● ACTIVITY
From the entries, copy out every line in which the word "Safe" is found.

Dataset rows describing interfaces
+-------+

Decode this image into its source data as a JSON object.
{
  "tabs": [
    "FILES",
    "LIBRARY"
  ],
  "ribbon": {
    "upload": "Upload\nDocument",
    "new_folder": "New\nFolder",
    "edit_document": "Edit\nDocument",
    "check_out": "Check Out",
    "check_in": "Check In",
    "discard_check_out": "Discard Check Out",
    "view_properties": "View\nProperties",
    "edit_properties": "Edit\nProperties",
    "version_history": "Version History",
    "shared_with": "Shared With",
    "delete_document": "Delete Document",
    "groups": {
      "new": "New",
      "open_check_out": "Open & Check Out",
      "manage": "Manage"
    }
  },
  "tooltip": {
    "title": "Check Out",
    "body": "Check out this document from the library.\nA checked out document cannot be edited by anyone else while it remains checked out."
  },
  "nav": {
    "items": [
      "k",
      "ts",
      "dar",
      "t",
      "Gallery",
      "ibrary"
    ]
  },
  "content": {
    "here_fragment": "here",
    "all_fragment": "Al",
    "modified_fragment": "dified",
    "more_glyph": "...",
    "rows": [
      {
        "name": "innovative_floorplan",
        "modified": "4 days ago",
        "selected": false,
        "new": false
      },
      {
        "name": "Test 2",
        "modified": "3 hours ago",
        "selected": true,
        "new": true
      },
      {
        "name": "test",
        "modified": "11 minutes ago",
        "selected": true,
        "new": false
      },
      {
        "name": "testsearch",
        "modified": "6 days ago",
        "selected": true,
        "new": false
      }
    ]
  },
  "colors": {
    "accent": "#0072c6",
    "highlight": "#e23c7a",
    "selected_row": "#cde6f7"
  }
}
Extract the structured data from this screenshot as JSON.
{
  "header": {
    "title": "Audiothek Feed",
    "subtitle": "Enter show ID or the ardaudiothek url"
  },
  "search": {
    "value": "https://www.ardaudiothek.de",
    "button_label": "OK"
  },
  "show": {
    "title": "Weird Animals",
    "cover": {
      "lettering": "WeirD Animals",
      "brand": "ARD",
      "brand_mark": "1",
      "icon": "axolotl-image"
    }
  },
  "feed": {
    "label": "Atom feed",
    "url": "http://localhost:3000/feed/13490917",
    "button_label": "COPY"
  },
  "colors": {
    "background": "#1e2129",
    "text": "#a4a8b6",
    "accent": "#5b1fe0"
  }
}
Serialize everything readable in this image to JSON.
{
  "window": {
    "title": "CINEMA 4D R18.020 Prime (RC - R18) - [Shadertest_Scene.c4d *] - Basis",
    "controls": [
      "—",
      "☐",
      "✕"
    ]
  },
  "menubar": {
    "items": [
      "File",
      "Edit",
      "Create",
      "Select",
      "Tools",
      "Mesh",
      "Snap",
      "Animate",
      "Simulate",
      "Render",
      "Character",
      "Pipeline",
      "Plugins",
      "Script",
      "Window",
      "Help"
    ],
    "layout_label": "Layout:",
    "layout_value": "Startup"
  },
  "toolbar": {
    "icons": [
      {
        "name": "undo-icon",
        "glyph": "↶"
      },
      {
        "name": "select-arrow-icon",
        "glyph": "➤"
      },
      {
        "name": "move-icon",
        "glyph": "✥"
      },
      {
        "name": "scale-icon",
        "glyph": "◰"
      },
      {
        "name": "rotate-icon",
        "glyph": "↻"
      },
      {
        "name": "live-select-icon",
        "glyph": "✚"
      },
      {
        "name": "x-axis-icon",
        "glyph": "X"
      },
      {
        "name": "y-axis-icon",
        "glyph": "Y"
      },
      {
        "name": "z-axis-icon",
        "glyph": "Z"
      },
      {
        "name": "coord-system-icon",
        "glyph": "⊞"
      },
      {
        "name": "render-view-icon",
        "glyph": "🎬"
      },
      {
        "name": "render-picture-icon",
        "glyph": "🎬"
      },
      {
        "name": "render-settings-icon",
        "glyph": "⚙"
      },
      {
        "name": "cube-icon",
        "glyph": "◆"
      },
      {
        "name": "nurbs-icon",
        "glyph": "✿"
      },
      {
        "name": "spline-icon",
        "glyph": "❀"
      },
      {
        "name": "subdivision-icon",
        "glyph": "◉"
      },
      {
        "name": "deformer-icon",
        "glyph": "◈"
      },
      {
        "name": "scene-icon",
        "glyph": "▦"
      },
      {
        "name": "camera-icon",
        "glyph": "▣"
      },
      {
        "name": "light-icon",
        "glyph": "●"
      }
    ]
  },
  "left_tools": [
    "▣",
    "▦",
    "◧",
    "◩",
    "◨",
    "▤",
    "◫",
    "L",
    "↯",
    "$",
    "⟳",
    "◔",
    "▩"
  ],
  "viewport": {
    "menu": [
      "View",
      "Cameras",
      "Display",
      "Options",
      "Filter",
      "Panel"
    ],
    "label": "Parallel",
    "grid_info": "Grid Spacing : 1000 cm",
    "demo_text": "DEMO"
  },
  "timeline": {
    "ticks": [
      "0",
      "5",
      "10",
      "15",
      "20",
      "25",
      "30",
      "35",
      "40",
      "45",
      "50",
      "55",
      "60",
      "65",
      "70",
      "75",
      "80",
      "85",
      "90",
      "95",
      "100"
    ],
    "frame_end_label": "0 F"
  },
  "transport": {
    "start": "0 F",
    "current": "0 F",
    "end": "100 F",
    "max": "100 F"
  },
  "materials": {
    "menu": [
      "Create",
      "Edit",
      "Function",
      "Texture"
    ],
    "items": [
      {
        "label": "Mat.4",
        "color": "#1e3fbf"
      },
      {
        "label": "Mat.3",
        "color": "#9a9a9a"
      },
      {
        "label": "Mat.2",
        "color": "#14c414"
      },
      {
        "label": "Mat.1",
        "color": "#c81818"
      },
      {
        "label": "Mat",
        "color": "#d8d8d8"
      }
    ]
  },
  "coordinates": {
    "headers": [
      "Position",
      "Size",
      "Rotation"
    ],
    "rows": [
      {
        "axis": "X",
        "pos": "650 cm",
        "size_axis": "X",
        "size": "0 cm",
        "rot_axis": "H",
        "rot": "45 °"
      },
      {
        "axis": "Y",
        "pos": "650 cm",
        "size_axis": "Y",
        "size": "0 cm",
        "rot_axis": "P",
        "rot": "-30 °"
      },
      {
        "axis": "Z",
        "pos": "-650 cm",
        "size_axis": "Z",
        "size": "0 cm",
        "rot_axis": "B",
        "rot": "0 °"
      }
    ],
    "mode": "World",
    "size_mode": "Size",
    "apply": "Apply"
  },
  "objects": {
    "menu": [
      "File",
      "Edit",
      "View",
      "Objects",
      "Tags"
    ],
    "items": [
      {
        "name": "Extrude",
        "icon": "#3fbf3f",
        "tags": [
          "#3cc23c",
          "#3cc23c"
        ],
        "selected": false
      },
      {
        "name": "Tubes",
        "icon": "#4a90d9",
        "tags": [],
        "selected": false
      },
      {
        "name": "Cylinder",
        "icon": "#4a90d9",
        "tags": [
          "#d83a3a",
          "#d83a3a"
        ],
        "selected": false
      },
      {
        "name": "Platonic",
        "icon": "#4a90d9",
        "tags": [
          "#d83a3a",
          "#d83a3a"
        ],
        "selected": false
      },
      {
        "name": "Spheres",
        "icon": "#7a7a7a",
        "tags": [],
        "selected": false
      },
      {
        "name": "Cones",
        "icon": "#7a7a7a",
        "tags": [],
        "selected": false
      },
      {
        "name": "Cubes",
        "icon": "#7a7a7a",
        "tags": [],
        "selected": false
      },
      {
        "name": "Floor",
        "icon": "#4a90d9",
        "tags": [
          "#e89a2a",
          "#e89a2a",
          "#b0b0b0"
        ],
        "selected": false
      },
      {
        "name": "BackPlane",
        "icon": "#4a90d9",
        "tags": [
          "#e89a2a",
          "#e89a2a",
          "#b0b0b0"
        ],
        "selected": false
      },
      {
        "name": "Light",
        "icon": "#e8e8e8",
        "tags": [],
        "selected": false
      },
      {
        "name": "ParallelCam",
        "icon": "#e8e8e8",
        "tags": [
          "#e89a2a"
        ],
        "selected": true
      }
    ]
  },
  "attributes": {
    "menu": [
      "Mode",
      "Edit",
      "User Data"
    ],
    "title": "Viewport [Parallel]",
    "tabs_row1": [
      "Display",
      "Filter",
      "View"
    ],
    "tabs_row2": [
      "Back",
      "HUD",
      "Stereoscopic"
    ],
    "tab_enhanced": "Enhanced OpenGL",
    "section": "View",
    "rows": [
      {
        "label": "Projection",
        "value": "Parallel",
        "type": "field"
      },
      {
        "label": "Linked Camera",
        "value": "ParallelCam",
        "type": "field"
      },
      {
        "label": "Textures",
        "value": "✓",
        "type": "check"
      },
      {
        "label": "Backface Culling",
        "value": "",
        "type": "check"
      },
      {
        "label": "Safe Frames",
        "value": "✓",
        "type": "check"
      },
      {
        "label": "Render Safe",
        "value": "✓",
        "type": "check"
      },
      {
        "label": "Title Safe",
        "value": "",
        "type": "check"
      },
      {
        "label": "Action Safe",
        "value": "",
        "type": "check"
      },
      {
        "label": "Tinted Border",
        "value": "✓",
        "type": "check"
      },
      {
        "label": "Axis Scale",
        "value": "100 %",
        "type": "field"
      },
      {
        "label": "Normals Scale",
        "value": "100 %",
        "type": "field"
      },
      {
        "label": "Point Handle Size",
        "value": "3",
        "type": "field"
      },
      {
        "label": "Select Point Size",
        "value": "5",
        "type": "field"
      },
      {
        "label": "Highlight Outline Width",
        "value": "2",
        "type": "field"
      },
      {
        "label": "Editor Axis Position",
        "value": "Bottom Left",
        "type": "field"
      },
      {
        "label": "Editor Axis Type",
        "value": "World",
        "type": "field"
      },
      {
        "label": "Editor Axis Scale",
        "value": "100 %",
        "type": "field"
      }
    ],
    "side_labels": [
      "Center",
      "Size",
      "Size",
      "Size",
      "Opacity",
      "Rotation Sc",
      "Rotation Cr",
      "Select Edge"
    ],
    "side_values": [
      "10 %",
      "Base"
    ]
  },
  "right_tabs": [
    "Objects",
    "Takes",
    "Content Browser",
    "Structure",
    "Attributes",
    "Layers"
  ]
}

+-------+

● RESULT OF THE TASK
        "label": "Safe Frames",
        "label": "Render Safe",
        "label": "Title Safe",
        "label": "Action Safe",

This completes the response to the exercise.